Work task: Please copy the data exactly as it stands, minus the images.

:::::

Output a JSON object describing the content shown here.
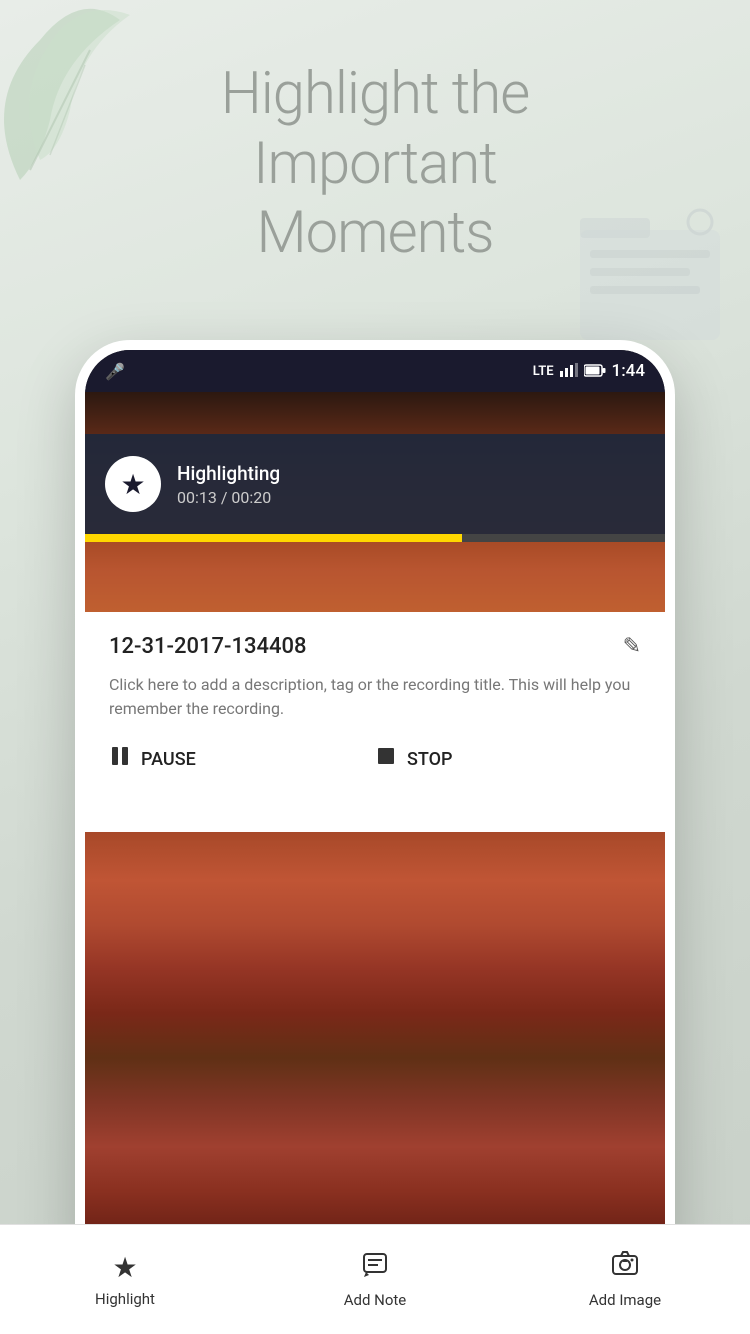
{
  "hero": {
    "line1": "Highlight the",
    "line2": "Important",
    "line3": "Moments"
  },
  "statusBar": {
    "time": "1:44",
    "mic_icon": "🎤",
    "lte_label": "LTE",
    "battery_icon": "🔋"
  },
  "notification": {
    "title": "Highlighting",
    "time_progress": "00:13 / 00:20",
    "progress_percent": 65
  },
  "recording": {
    "filename": "12-31-2017-134408",
    "description": "Click here to add a description, tag or the recording title. This will help you remember the recording.",
    "pause_label": "PAUSE",
    "stop_label": "STOP"
  },
  "tabs": [
    {
      "id": "highlight",
      "label": "Highlight",
      "icon": "★"
    },
    {
      "id": "add-note",
      "label": "Add Note",
      "icon": "💬"
    },
    {
      "id": "add-image",
      "label": "Add Image",
      "icon": "📷"
    }
  ]
}
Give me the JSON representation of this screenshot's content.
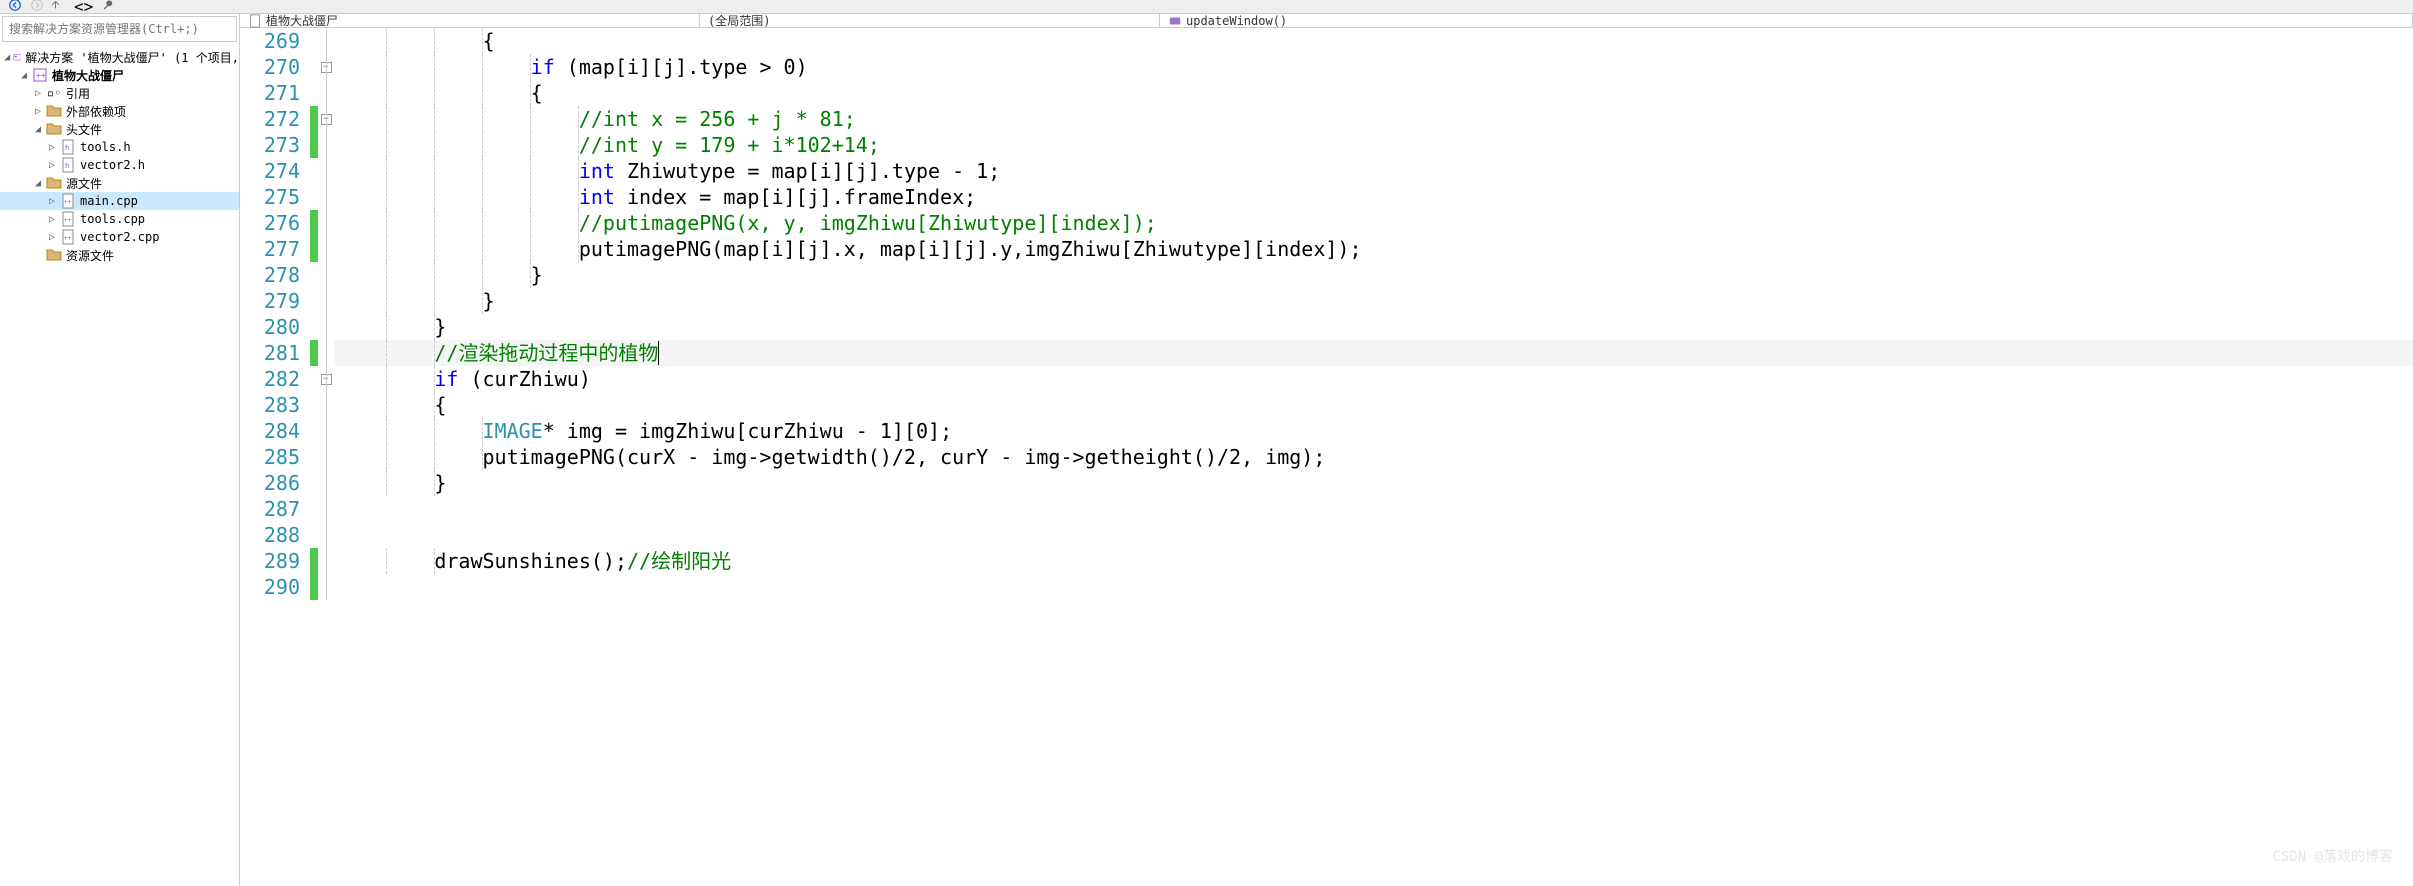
{
  "toolbar_icons": [
    "back-icon",
    "forward-icon",
    "chevron-icon",
    "branch-icon",
    "angle-icon"
  ],
  "search": {
    "placeholder": "搜索解决方案资源管理器(Ctrl+;)"
  },
  "nav": {
    "file": "植物大战僵尸",
    "scope": "(全局范围)",
    "func": "updateWindow()"
  },
  "tree": {
    "solution": "解决方案 '植物大战僵尸' (1 个项目,",
    "project": "植物大战僵尸",
    "refs": "引用",
    "external": "外部依赖项",
    "headers": "头文件",
    "h1": "tools.h",
    "h2": "vector2.h",
    "sources": "源文件",
    "s1": "main.cpp",
    "s2": "tools.cpp",
    "s3": "vector2.cpp",
    "resources": "资源文件"
  },
  "lines": [
    {
      "n": 269,
      "change": "",
      "fold": "",
      "code": [
        {
          "t": "            {",
          "cls": ""
        }
      ]
    },
    {
      "n": 270,
      "change": "",
      "fold": "box",
      "code": [
        {
          "t": "                ",
          "cls": ""
        },
        {
          "t": "if",
          "cls": "kw"
        },
        {
          "t": " (map[i][j].type > 0)",
          "cls": ""
        }
      ]
    },
    {
      "n": 271,
      "change": "",
      "fold": "",
      "code": [
        {
          "t": "                {",
          "cls": ""
        }
      ]
    },
    {
      "n": 272,
      "change": "green",
      "fold": "box",
      "code": [
        {
          "t": "                    ",
          "cls": ""
        },
        {
          "t": "//int x = 256 + j * 81;",
          "cls": "comment"
        }
      ]
    },
    {
      "n": 273,
      "change": "green",
      "fold": "",
      "code": [
        {
          "t": "                    ",
          "cls": ""
        },
        {
          "t": "//int y = 179 + i*102+14;",
          "cls": "comment"
        }
      ]
    },
    {
      "n": 274,
      "change": "",
      "fold": "",
      "code": [
        {
          "t": "                    ",
          "cls": ""
        },
        {
          "t": "int",
          "cls": "type"
        },
        {
          "t": " Zhiwutype = map[i][j].type - 1;",
          "cls": ""
        }
      ]
    },
    {
      "n": 275,
      "change": "",
      "fold": "",
      "code": [
        {
          "t": "                    ",
          "cls": ""
        },
        {
          "t": "int",
          "cls": "type"
        },
        {
          "t": " index = map[i][j].frameIndex;",
          "cls": ""
        }
      ]
    },
    {
      "n": 276,
      "change": "green",
      "fold": "",
      "code": [
        {
          "t": "                    ",
          "cls": ""
        },
        {
          "t": "//putimagePNG(x, y, imgZhiwu[Zhiwutype][index]);",
          "cls": "comment"
        }
      ]
    },
    {
      "n": 277,
      "change": "green",
      "fold": "",
      "code": [
        {
          "t": "                    putimagePNG(map[i][j].x, map[i][j].y,imgZhiwu[Zhiwutype][index]);",
          "cls": ""
        }
      ]
    },
    {
      "n": 278,
      "change": "",
      "fold": "",
      "code": [
        {
          "t": "                }",
          "cls": ""
        }
      ]
    },
    {
      "n": 279,
      "change": "",
      "fold": "",
      "code": [
        {
          "t": "            }",
          "cls": ""
        }
      ]
    },
    {
      "n": 280,
      "change": "",
      "fold": "",
      "code": [
        {
          "t": "        }",
          "cls": ""
        }
      ]
    },
    {
      "n": 281,
      "change": "green",
      "fold": "",
      "current": true,
      "code": [
        {
          "t": "        ",
          "cls": ""
        },
        {
          "t": "//渲染拖动过程中的植物",
          "cls": "comment"
        }
      ]
    },
    {
      "n": 282,
      "change": "",
      "fold": "box",
      "code": [
        {
          "t": "        ",
          "cls": ""
        },
        {
          "t": "if",
          "cls": "kw"
        },
        {
          "t": " (curZhiwu)",
          "cls": ""
        }
      ]
    },
    {
      "n": 283,
      "change": "",
      "fold": "",
      "code": [
        {
          "t": "        {",
          "cls": ""
        }
      ]
    },
    {
      "n": 284,
      "change": "",
      "fold": "",
      "code": [
        {
          "t": "            ",
          "cls": ""
        },
        {
          "t": "IMAGE",
          "cls": "cls"
        },
        {
          "t": "* img = imgZhiwu[curZhiwu - 1][0];",
          "cls": ""
        }
      ]
    },
    {
      "n": 285,
      "change": "",
      "fold": "",
      "code": [
        {
          "t": "            putimagePNG(curX - img->getwidth()/2, curY - img->getheight()/2, img);",
          "cls": ""
        }
      ]
    },
    {
      "n": 286,
      "change": "",
      "fold": "",
      "code": [
        {
          "t": "        }",
          "cls": ""
        }
      ]
    },
    {
      "n": 287,
      "change": "",
      "fold": "",
      "code": [
        {
          "t": "",
          "cls": ""
        }
      ]
    },
    {
      "n": 288,
      "change": "",
      "fold": "",
      "code": [
        {
          "t": "",
          "cls": ""
        }
      ]
    },
    {
      "n": 289,
      "change": "green",
      "fold": "",
      "code": [
        {
          "t": "        drawSunshines();",
          "cls": ""
        },
        {
          "t": "//绘制阳光",
          "cls": "comment"
        }
      ]
    },
    {
      "n": 290,
      "change": "green",
      "fold": "",
      "code": [
        {
          "t": "",
          "cls": ""
        }
      ]
    }
  ],
  "watermark": "CSDN @落戏的博客"
}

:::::

Answer:
Output a JSON object describing the content shown here.
{
  "hero": {
    "line1": "Highlight the",
    "line2": "Important",
    "line3": "Moments"
  },
  "statusBar": {
    "time": "1:44",
    "mic_icon": "🎤",
    "lte_label": "LTE",
    "battery_icon": "🔋"
  },
  "notification": {
    "title": "Highlighting",
    "time_progress": "00:13 / 00:20",
    "progress_percent": 65
  },
  "recording": {
    "filename": "12-31-2017-134408",
    "description": "Click here to add a description, tag or the recording title. This will help you remember the recording.",
    "pause_label": "PAUSE",
    "stop_label": "STOP"
  },
  "tabs": [
    {
      "id": "highlight",
      "label": "Highlight",
      "icon": "★"
    },
    {
      "id": "add-note",
      "label": "Add Note",
      "icon": "💬"
    },
    {
      "id": "add-image",
      "label": "Add Image",
      "icon": "📷"
    }
  ]
}
Give me the JSON representation of this screenshot's content.
{
  "toolbar_icons": [
    "back-icon",
    "forward-icon",
    "chevron-icon",
    "branch-icon",
    "angle-icon"
  ],
  "search": {
    "placeholder": "搜索解决方案资源管理器(Ctrl+;)"
  },
  "nav": {
    "file": "植物大战僵尸",
    "scope": "(全局范围)",
    "func": "updateWindow()"
  },
  "tree": {
    "solution": "解决方案 '植物大战僵尸' (1 个项目,",
    "project": "植物大战僵尸",
    "refs": "引用",
    "external": "外部依赖项",
    "headers": "头文件",
    "h1": "tools.h",
    "h2": "vector2.h",
    "sources": "源文件",
    "s1": "main.cpp",
    "s2": "tools.cpp",
    "s3": "vector2.cpp",
    "resources": "资源文件"
  },
  "lines": [
    {
      "n": 269,
      "change": "",
      "fold": "",
      "code": [
        {
          "t": "            {",
          "cls": ""
        }
      ]
    },
    {
      "n": 270,
      "change": "",
      "fold": "box",
      "code": [
        {
          "t": "                ",
          "cls": ""
        },
        {
          "t": "if",
          "cls": "kw"
        },
        {
          "t": " (map[i][j].type > 0)",
          "cls": ""
        }
      ]
    },
    {
      "n": 271,
      "change": "",
      "fold": "",
      "code": [
        {
          "t": "                {",
          "cls": ""
        }
      ]
    },
    {
      "n": 272,
      "change": "green",
      "fold": "box",
      "code": [
        {
          "t": "                    ",
          "cls": ""
        },
        {
          "t": "//int x = 256 + j * 81;",
          "cls": "comment"
        }
      ]
    },
    {
      "n": 273,
      "change": "green",
      "fold": "",
      "code": [
        {
          "t": "                    ",
          "cls": ""
        },
        {
          "t": "//int y = 179 + i*102+14;",
          "cls": "comment"
        }
      ]
    },
    {
      "n": 274,
      "change": "",
      "fold": "",
      "code": [
        {
          "t": "                    ",
          "cls": ""
        },
        {
          "t": "int",
          "cls": "type"
        },
        {
          "t": " Zhiwutype = map[i][j].type - 1;",
          "cls": ""
        }
      ]
    },
    {
      "n": 275,
      "change": "",
      "fold": "",
      "code": [
        {
          "t": "                    ",
          "cls": ""
        },
        {
          "t": "int",
          "cls": "type"
        },
        {
          "t": " index = map[i][j].frameIndex;",
          "cls": ""
        }
      ]
    },
    {
      "n": 276,
      "change": "green",
      "fold": "",
      "code": [
        {
          "t": "                    ",
          "cls": ""
        },
        {
          "t": "//putimagePNG(x, y, imgZhiwu[Zhiwutype][index]);",
          "cls": "comment"
        }
      ]
    },
    {
      "n": 277,
      "change": "green",
      "fold": "",
      "code": [
        {
          "t": "                    putimagePNG(map[i][j].x, map[i][j].y,imgZhiwu[Zhiwutype][index]);",
          "cls": ""
        }
      ]
    },
    {
      "n": 278,
      "change": "",
      "fold": "",
      "code": [
        {
          "t": "                }",
          "cls": ""
        }
      ]
    },
    {
      "n": 279,
      "change": "",
      "fold": "",
      "code": [
        {
          "t": "            }",
          "cls": ""
        }
      ]
    },
    {
      "n": 280,
      "change": "",
      "fold": "",
      "code": [
        {
          "t": "        }",
          "cls": ""
        }
      ]
    },
    {
      "n": 281,
      "change": "green",
      "fold": "",
      "current": true,
      "code": [
        {
          "t": "        ",
          "cls": ""
        },
        {
          "t": "//渲染拖动过程中的植物",
          "cls": "comment"
        }
      ]
    },
    {
      "n": 282,
      "change": "",
      "fold": "box",
      "code": [
        {
          "t": "        ",
          "cls": ""
        },
        {
          "t": "if",
          "cls": "kw"
        },
        {
          "t": " (curZhiwu)",
          "cls": ""
        }
      ]
    },
    {
      "n": 283,
      "change": "",
      "fold": "",
      "code": [
        {
          "t": "        {",
          "cls": ""
        }
      ]
    },
    {
      "n": 284,
      "change": "",
      "fold": "",
      "code": [
        {
          "t": "            ",
          "cls": ""
        },
        {
          "t": "IMAGE",
          "cls": "cls"
        },
        {
          "t": "* img = imgZhiwu[curZhiwu - 1][0];",
          "cls": ""
        }
      ]
    },
    {
      "n": 285,
      "change": "",
      "fold": "",
      "code": [
        {
          "t": "            putimagePNG(curX - img->getwidth()/2, curY - img->getheight()/2, img);",
          "cls": ""
        }
      ]
    },
    {
      "n": 286,
      "change": "",
      "fold": "",
      "code": [
        {
          "t": "        }",
          "cls": ""
        }
      ]
    },
    {
      "n": 287,
      "change": "",
      "fold": "",
      "code": [
        {
          "t": "",
          "cls": ""
        }
      ]
    },
    {
      "n": 288,
      "change": "",
      "fold": "",
      "code": [
        {
          "t": "",
          "cls": ""
        }
      ]
    },
    {
      "n": 289,
      "change": "green",
      "fold": "",
      "code": [
        {
          "t": "        drawSunshines();",
          "cls": ""
        },
        {
          "t": "//绘制阳光",
          "cls": "comment"
        }
      ]
    },
    {
      "n": 290,
      "change": "green",
      "fold": "",
      "code": [
        {
          "t": "",
          "cls": ""
        }
      ]
    }
  ],
  "watermark": "CSDN @落戏的博客"
}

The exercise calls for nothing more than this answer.